Automated vehicle (AV) technology will completely change how we travel, ship goods, and on a larger scale, how we think about mobility. Unfortunately, these private-sector initiatives are far outpacing governments’ response and preparations for it. Some policymakers are beginning to craft rules and investments that encourage innovation while still protecting the public interest. However their efforts are leading to a troublesome patchwork of policies and regulations.

“This report provides a detailed, robust, and necessary roadmap for federal, state, and local governments to follow,” said Robert Puentes, President and CEO of the Eno Center for Transportation. “It addresses the most pressing issues for automated vehicles and will help guide the technology towards safe, efficient, and sustainable deployment.”

Eno’s report provides eighteen specific recommendations aimed at critical issues like cybersecurity and privacy. It addresses liability concerns in the case of a crash as well as a range of environmental, research and infrastructure funding questions that need attention before AVs can become a reality.

Specifically, Eno recommends that the federal government, not individual states, be responsible for approving AVs and AV technology. They should also explicitly require the AV industry to protect the privacy of vehicle owners and the data generated from the systems.

The report calls on Congress to develop a per-mile charge system to raise money to improve the safety and reliability of AVs. States would be responsible for deciding how the funds should be spent and should target it to so-called “state-of-good-repair” projects, not new highways.

Eno also finds that AVs have the potential to disrupt the transportation workforce—especially imperiling the 4 million people employed as truck, bus, taxi, and delivery drivers. Therefore, policymakers need to move to implement retraining and career development programs to offset the negative aspects of automation even as it leads to the creation of new industries and occupations.
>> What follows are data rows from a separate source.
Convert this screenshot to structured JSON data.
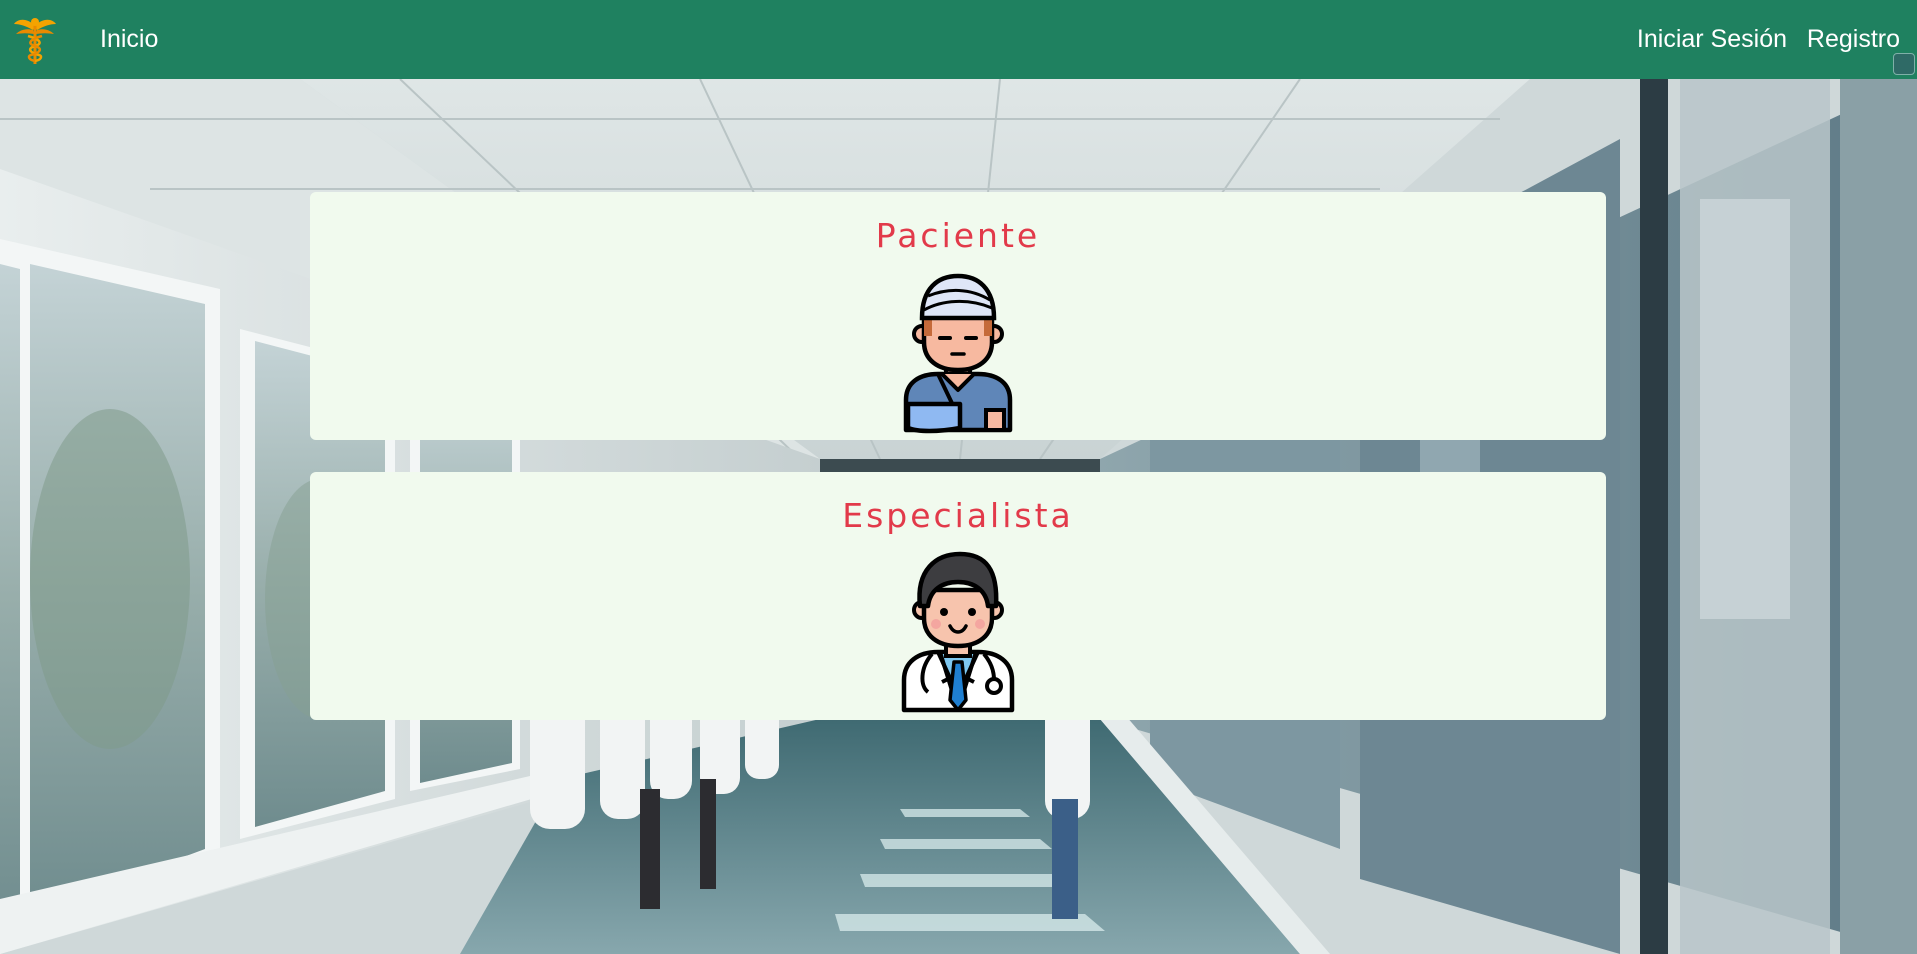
{
  "navbar": {
    "background_color": "#1f8160",
    "logo_icon": "caduceus-icon",
    "home_label": "Inicio",
    "login_label": "Iniciar Sesión",
    "register_label": "Registro",
    "corner_icon": "window-control-icon"
  },
  "background": {
    "scene": "hospital-hallway-photo"
  },
  "cards": [
    {
      "title": "Paciente",
      "icon": "bandaged-patient-icon"
    },
    {
      "title": "Especialista",
      "icon": "doctor-icon"
    }
  ],
  "colors": {
    "card_background": "#f1faee",
    "card_title": "#e23a4a",
    "navbar": "#1f8160"
  }
}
The entire set of recommendations and full report can be viewed here: tinyurl.com/EnoAV


About the Eno Center for Transportation

 The Eno Center for Transportation is an independent, nonpartisan think tank that promotes policy innovation and leads professional development in the transportation industry. As part of its mission, Eno seeks continuous improvement in transportation and its public and private leadership in order to improve the system’s mobility, safety, and sustainability.

Eno’s Digital Cities project is a multi-part research and outreach effort intended to provide a resource for policymakers to understand the technological forces that are shaping our transportation networks.

Alexander Laska